To whom it may concern
I am a father of a handsome six year old son, a three year old and two year old of the cutest daughters you could ever lay your eyes upon. I as many parents love my children to bits. I can only but wish for them to have better than I ever had just as any parent always pleads to the greater beings that his / her children live a better life than you have. You wish for them peace, prosperity, love and care with all due successes. And yet in comparison to peace, love and all else, I wish for my children that they receive a better education than I had. Angie Motshekga just cannot bring herself to take of the blinkers and realise that admitting to a problem is the first step to resolution.
And the problem did not necessarily start with her, she did not introduce OBE, but the problem worsens with her every denial that it exists. I was educated under the apartheid education system, and it pains me to make a comparison that distinctly shows I was better off under the oppressive educational system than my children will be in the ‘grand’ South African dream. It hurts that my children are not expected to know more than I did at their age, my son does not even closely show me a piece of home work that I would have done at his age in grade one. I always thought my children would – under the South African dream – learn in a better environment, achieve more than I could have, and receive text books. You see I never did have textbooks, well until high school that is, and I didn’t have all of them as we had to buy our own, but the November delivery of text books as happened in Limpopo is worse than not having.
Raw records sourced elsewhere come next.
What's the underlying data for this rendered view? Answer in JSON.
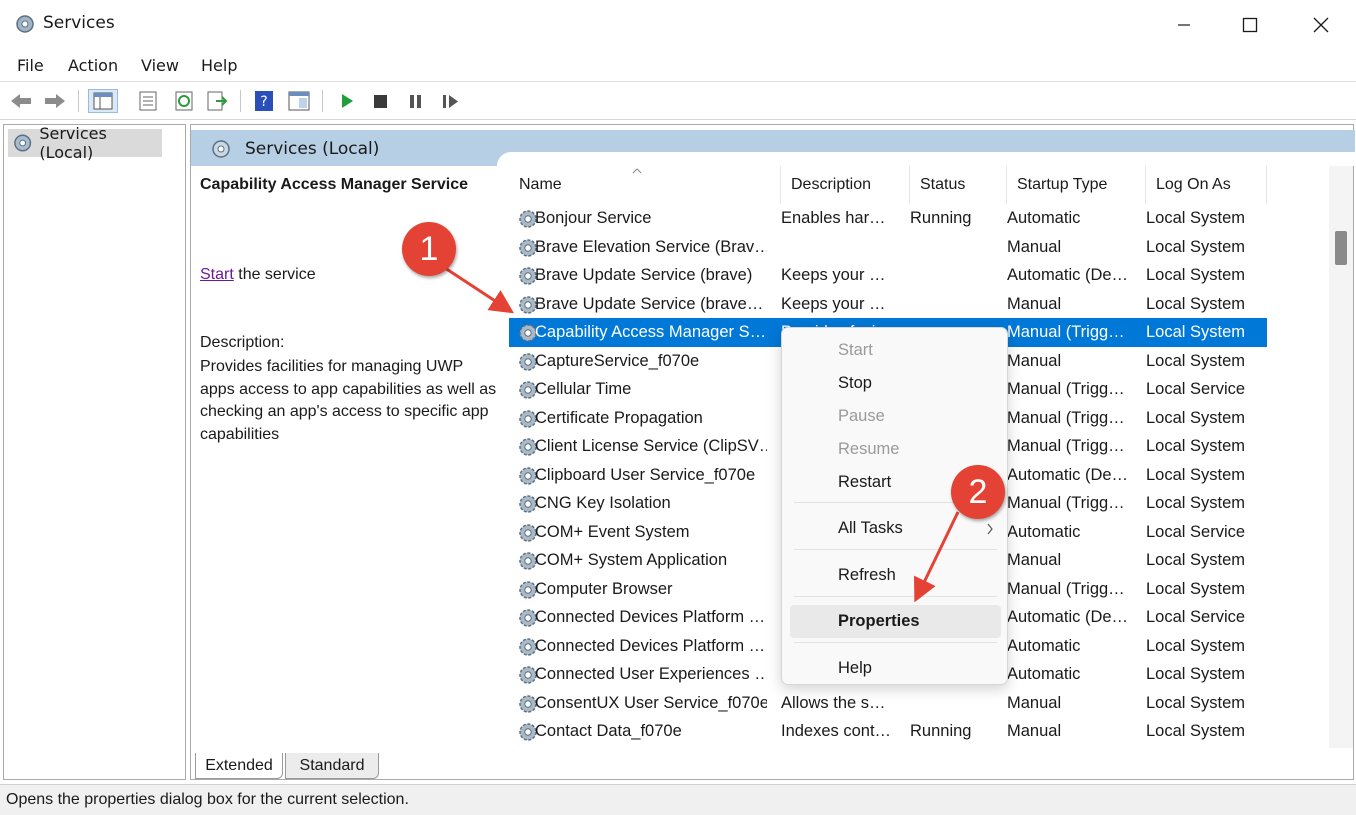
{
  "window": {
    "title": "Services"
  },
  "menu": [
    "File",
    "Action",
    "View",
    "Help"
  ],
  "tree": {
    "node": "Services (Local)"
  },
  "header": {
    "title": "Services (Local)"
  },
  "details": {
    "service_name": "Capability Access Manager Service",
    "start_link": "Start",
    "start_suffix": " the service",
    "description_label": "Description:",
    "description": "Provides facilities for managing UWP apps access to app capabilities as well as checking an app's access to specific app capabilities"
  },
  "columns": [
    "Name",
    "Description",
    "Status",
    "Startup Type",
    "Log On As"
  ],
  "rows": [
    {
      "name": "Bonjour Service",
      "desc": "Enables har…",
      "status": "Running",
      "startup": "Automatic",
      "logon": "Local System"
    },
    {
      "name": "Brave Elevation Service (Brav…",
      "desc": "",
      "status": "",
      "startup": "Manual",
      "logon": "Local System"
    },
    {
      "name": "Brave Update Service (brave)",
      "desc": "Keeps your …",
      "status": "",
      "startup": "Automatic (De…",
      "logon": "Local System"
    },
    {
      "name": "Brave Update Service (brave…",
      "desc": "Keeps your …",
      "status": "",
      "startup": "Manual",
      "logon": "Local System"
    },
    {
      "name": "Capability Access Manager S…",
      "desc": "Provides faci…",
      "status": "",
      "startup": "Manual (Trigg…",
      "logon": "Local System"
    },
    {
      "name": "CaptureService_f070e",
      "desc": "",
      "status": "",
      "startup": "Manual",
      "logon": "Local System"
    },
    {
      "name": "Cellular Time",
      "desc": "",
      "status": "",
      "startup": "Manual (Trigg…",
      "logon": "Local Service"
    },
    {
      "name": "Certificate Propagation",
      "desc": "",
      "status": "",
      "startup": "Manual (Trigg…",
      "logon": "Local System"
    },
    {
      "name": "Client License Service (ClipSV…",
      "desc": "",
      "status": "",
      "startup": "Manual (Trigg…",
      "logon": "Local System"
    },
    {
      "name": "Clipboard User Service_f070e",
      "desc": "",
      "status": "",
      "startup": "Automatic (De…",
      "logon": "Local System"
    },
    {
      "name": "CNG Key Isolation",
      "desc": "",
      "status": "",
      "startup": "Manual (Trigg…",
      "logon": "Local System"
    },
    {
      "name": "COM+ Event System",
      "desc": "",
      "status": "",
      "startup": "Automatic",
      "logon": "Local Service"
    },
    {
      "name": "COM+ System Application",
      "desc": "",
      "status": "",
      "startup": "Manual",
      "logon": "Local System"
    },
    {
      "name": "Computer Browser",
      "desc": "",
      "status": "",
      "startup": "Manual (Trigg…",
      "logon": "Local System"
    },
    {
      "name": "Connected Devices Platform …",
      "desc": "",
      "status": "",
      "startup": "Automatic (De…",
      "logon": "Local Service"
    },
    {
      "name": "Connected Devices Platform …",
      "desc": "",
      "status": "",
      "startup": "Automatic",
      "logon": "Local System"
    },
    {
      "name": "Connected User Experiences …",
      "desc": "",
      "status": "",
      "startup": "Automatic",
      "logon": "Local System"
    },
    {
      "name": "ConsentUX User Service_f070e",
      "desc": "Allows the s…",
      "status": "",
      "startup": "Manual",
      "logon": "Local System"
    },
    {
      "name": "Contact Data_f070e",
      "desc": "Indexes cont…",
      "status": "Running",
      "startup": "Manual",
      "logon": "Local System"
    }
  ],
  "context_menu": {
    "start": "Start",
    "stop": "Stop",
    "pause": "Pause",
    "resume": "Resume",
    "restart": "Restart",
    "all_tasks": "All Tasks",
    "refresh": "Refresh",
    "properties": "Properties",
    "help": "Help"
  },
  "tabs": [
    "Extended",
    "Standard"
  ],
  "status_bar": "Opens the properties dialog box for the current selection.",
  "annotations": [
    "1",
    "2"
  ],
  "colors": {
    "selection": "#0078d7",
    "header": "#b7cfe5",
    "badge": "#e34235",
    "play": "#1f9e3a"
  }
}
The difference between teachers of today and the teachers that taught me is attitude. My teachers knew we were oppressed and the only way to get out of this was via education, (beat the NATS at their own game, as per say) furthermore they knew they had the future of black youth in their palms and thus were sensitive and gentle in their methods, hence they would have weekend classes at their homes for free at times. Currently there are very few if any teachers who do that; bar my younger brothers maths teacher who used to invite them for a beer on Saturdays at his house, the current crop of teachers just don’t go out of their way to accommodate their learners. *thank god he was eventually fired, but the point is he saw his students even weekends*
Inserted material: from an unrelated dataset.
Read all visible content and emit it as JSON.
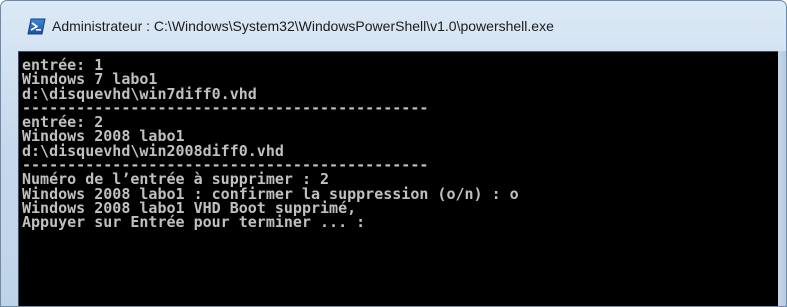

I never attended a private school in my life, and as far as I could tell, the only difference between my school and Hilton College was their facilities, and the fact that when we played sport against them they served us gourmet burgers, ribs and delicious finger foods and freshly crushed fruit juice rather than the Oros and orange slices we had at our school. Plus their parents arrived in Helicopters to see them, and they had school shuttle services, and they had horses and cows, plus their school is the size of a large village and the principle drives a super car... etc etc.. but besides these meaningless and obviously minor differences that I never even took note of, there was no difference at all. Our educational level were similar, I could look at any one of my peers from other schools learner books and easily find myself able to do the same level of work. But now there is a difference, and it is these disparities that have left me thinking about finding the nearest ATM and a stick of dynamite so that I too can take my kids to a school like the aforementioned.
And all I am really pleading for is that government produce for my children an education I never received, and although I never received these shambles they are learning currently, I want my children to receive better than I. The world is laughing ladies and gentlemen... and they are not laughing with us.